ABOUT THIS TASK = Please repeat the entries exactly as they appear and omit any images.

DATASET CONTENT =
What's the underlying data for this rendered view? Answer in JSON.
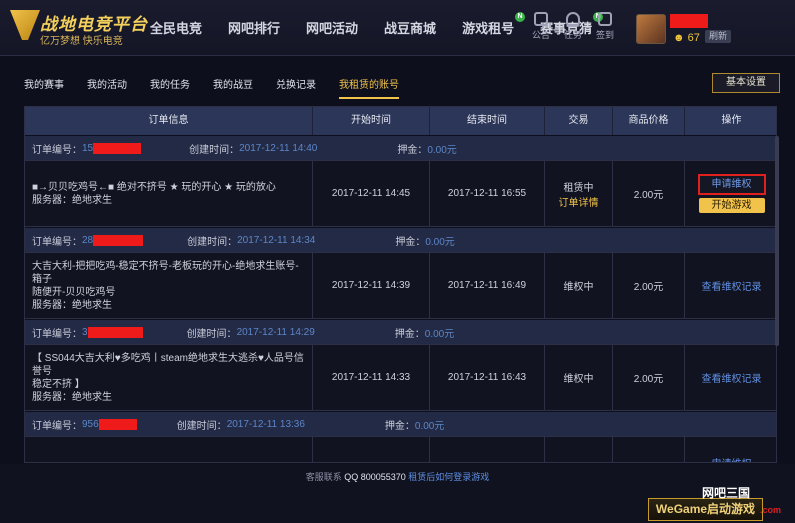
{
  "header": {
    "logo_title": "战地电竞平台",
    "logo_sub": "亿万梦想  快乐电竞",
    "nav": [
      {
        "label": "全民电竞",
        "badge": ""
      },
      {
        "label": "网吧排行",
        "badge": ""
      },
      {
        "label": "网吧活动",
        "badge": ""
      },
      {
        "label": "战豆商城",
        "badge": ""
      },
      {
        "label": "游戏租号",
        "badge": "N"
      },
      {
        "label": "赛事竞猜",
        "badge": "N"
      }
    ],
    "tools": [
      {
        "label": "公告",
        "icon": "announcement-icon"
      },
      {
        "label": "任务",
        "icon": "task-icon"
      },
      {
        "label": "签到",
        "icon": "checkin-icon"
      }
    ],
    "coin_count": "67",
    "refresh_label": "刷新"
  },
  "tabs": [
    {
      "label": "我的赛事",
      "active": false
    },
    {
      "label": "我的活动",
      "active": false
    },
    {
      "label": "我的任务",
      "active": false
    },
    {
      "label": "我的战豆",
      "active": false
    },
    {
      "label": "兑换记录",
      "active": false
    },
    {
      "label": "我租赁的账号",
      "active": true
    }
  ],
  "settings_label": "基本设置",
  "table": {
    "columns": [
      "订单信息",
      "开始时间",
      "结束时间",
      "交易",
      "商品价格",
      "操作"
    ],
    "labels": {
      "order_no": "订单编号：",
      "created": "创建时间：",
      "deposit": "押金："
    },
    "orders": [
      {
        "order_no_prefix": "15",
        "created": "2017-12-11 14:40",
        "deposit": "0.00元",
        "info_line1": "■→贝贝吃鸡号←■ 绝对不挤号 ★ 玩的开心 ★ 玩的放心",
        "info_line2": "",
        "server": "服务器：绝地求生",
        "start": "2017-12-11 14:45",
        "end": "2017-12-11 16:55",
        "status": "租赁中",
        "status_link": "订单详情",
        "price": "2.00元",
        "op_primary": "申请维权",
        "op_secondary": "开始游戏"
      },
      {
        "order_no_prefix": "28",
        "created": "2017-12-11 14:34",
        "deposit": "0.00元",
        "info_line1": "大吉大利-把把吃鸡-稳定不挤号-老板玩的开心-绝地求生账号-箱子",
        "info_line2": "随便开-贝贝吃鸡号",
        "server": "服务器：绝地求生",
        "start": "2017-12-11 14:39",
        "end": "2017-12-11 16:49",
        "status": "维权中",
        "status_link": "",
        "price": "2.00元",
        "op_primary": "查看维权记录",
        "op_secondary": ""
      },
      {
        "order_no_prefix": "3",
        "created": "2017-12-11 14:29",
        "deposit": "0.00元",
        "info_line1": "【 SS044大吉大利♥多吃鸡丨steam绝地求生大逃杀♥人品号信誉号",
        "info_line2": "稳定不挤 】",
        "server": "服务器：绝地求生",
        "start": "2017-12-11 14:33",
        "end": "2017-12-11 16:43",
        "status": "维权中",
        "status_link": "",
        "price": "2.00元",
        "op_primary": "查看维权记录",
        "op_secondary": ""
      },
      {
        "order_no_prefix": "956",
        "created": "2017-12-11 13:36",
        "deposit": "0.00元",
        "info_line1": "",
        "info_line2": "",
        "server": "",
        "start": "",
        "end": "",
        "status": "",
        "status_link": "",
        "price": "",
        "op_primary": "申请维权",
        "op_secondary": ""
      }
    ]
  },
  "footer": {
    "support_prefix": "客服联系 ",
    "support_qq": "QQ 800055370",
    "support_link": "租赁后如何登录游戏",
    "wegame_label": "WeGame启动游戏",
    "watermark": "网吧三国",
    "watermark_url": ".com"
  }
}
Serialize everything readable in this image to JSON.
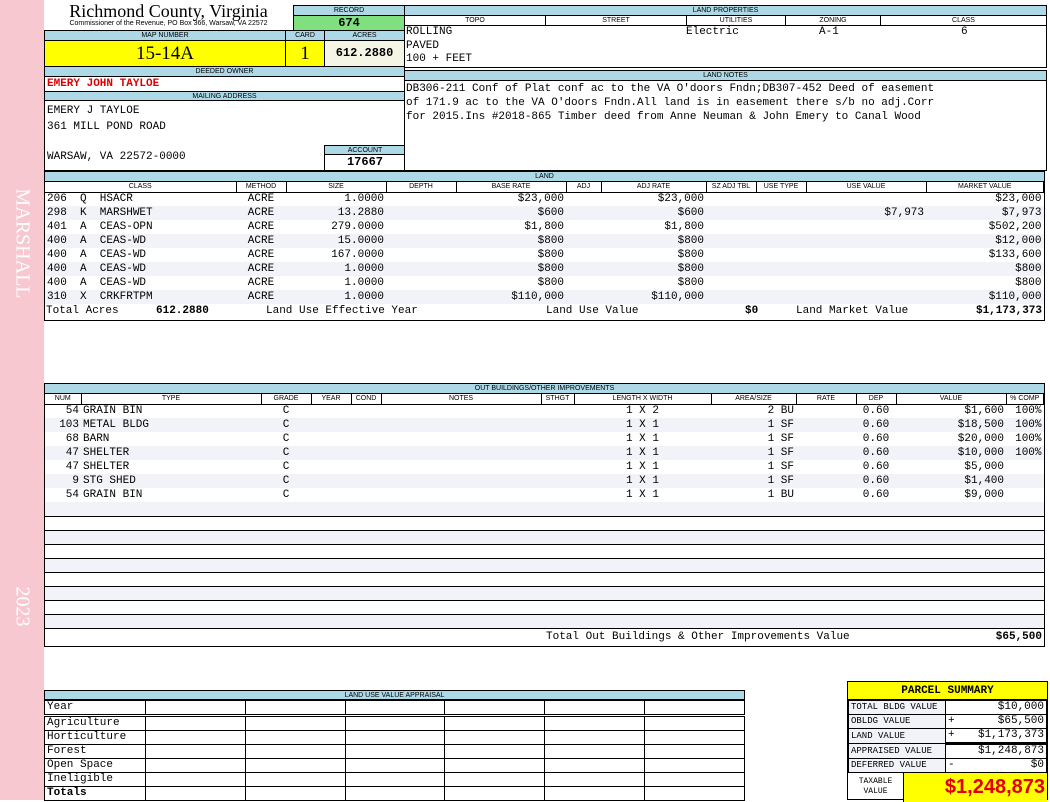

TASK SOLUTION =
What's the underlying data for this rendered view? Answer in JSON.
{
  "header": {
    "logo_title": "战地电竞平台",
    "logo_sub": "亿万梦想  快乐电竞",
    "nav": [
      {
        "label": "全民电竞",
        "badge": ""
      },
      {
        "label": "网吧排行",
        "badge": ""
      },
      {
        "label": "网吧活动",
        "badge": ""
      },
      {
        "label": "战豆商城",
        "badge": ""
      },
      {
        "label": "游戏租号",
        "badge": "N"
      },
      {
        "label": "赛事竞猜",
        "badge": "N"
      }
    ],
    "tools": [
      {
        "label": "公告",
        "icon": "announcement-icon"
      },
      {
        "label": "任务",
        "icon": "task-icon"
      },
      {
        "label": "签到",
        "icon": "checkin-icon"
      }
    ],
    "coin_count": "67",
    "refresh_label": "刷新"
  },
  "tabs": [
    {
      "label": "我的赛事",
      "active": false
    },
    {
      "label": "我的活动",
      "active": false
    },
    {
      "label": "我的任务",
      "active": false
    },
    {
      "label": "我的战豆",
      "active": false
    },
    {
      "label": "兑换记录",
      "active": false
    },
    {
      "label": "我租赁的账号",
      "active": true
    }
  ],
  "settings_label": "基本设置",
  "table": {
    "columns": [
      "订单信息",
      "开始时间",
      "结束时间",
      "交易",
      "商品价格",
      "操作"
    ],
    "labels": {
      "order_no": "订单编号：",
      "created": "创建时间：",
      "deposit": "押金："
    },
    "orders": [
      {
        "order_no_prefix": "15",
        "created": "2017-12-11 14:40",
        "deposit": "0.00元",
        "info_line1": "■→贝贝吃鸡号←■ 绝对不挤号 ★ 玩的开心 ★ 玩的放心",
        "info_line2": "",
        "server": "服务器：绝地求生",
        "start": "2017-12-11 14:45",
        "end": "2017-12-11 16:55",
        "status": "租赁中",
        "status_link": "订单详情",
        "price": "2.00元",
        "op_primary": "申请维权",
        "op_secondary": "开始游戏"
      },
      {
        "order_no_prefix": "28",
        "created": "2017-12-11 14:34",
        "deposit": "0.00元",
        "info_line1": "大吉大利-把把吃鸡-稳定不挤号-老板玩的开心-绝地求生账号-箱子",
        "info_line2": "随便开-贝贝吃鸡号",
        "server": "服务器：绝地求生",
        "start": "2017-12-11 14:39",
        "end": "2017-12-11 16:49",
        "status": "维权中",
        "status_link": "",
        "price": "2.00元",
        "op_primary": "查看维权记录",
        "op_secondary": ""
      },
      {
        "order_no_prefix": "3",
        "created": "2017-12-11 14:29",
        "deposit": "0.00元",
        "info_line1": "【 SS044大吉大利♥多吃鸡丨steam绝地求生大逃杀♥人品号信誉号",
        "info_line2": "稳定不挤 】",
        "server": "服务器：绝地求生",
        "start": "2017-12-11 14:33",
        "end": "2017-12-11 16:43",
        "status": "维权中",
        "status_link": "",
        "price": "2.00元",
        "op_primary": "查看维权记录",
        "op_secondary": ""
      },
      {
        "order_no_prefix": "956",
        "created": "2017-12-11 13:36",
        "deposit": "0.00元",
        "info_line1": "",
        "info_line2": "",
        "server": "",
        "start": "",
        "end": "",
        "status": "",
        "status_link": "",
        "price": "",
        "op_primary": "申请维权",
        "op_secondary": ""
      }
    ]
  },
  "footer": {
    "support_prefix": "客服联系 ",
    "support_qq": "QQ 800055370",
    "support_link": "租赁后如何登录游戏",
    "wegame_label": "WeGame启动游戏",
    "watermark": "网吧三国",
    "watermark_url": ".com"
  }
}
Serialize everything readable in this image to JSON.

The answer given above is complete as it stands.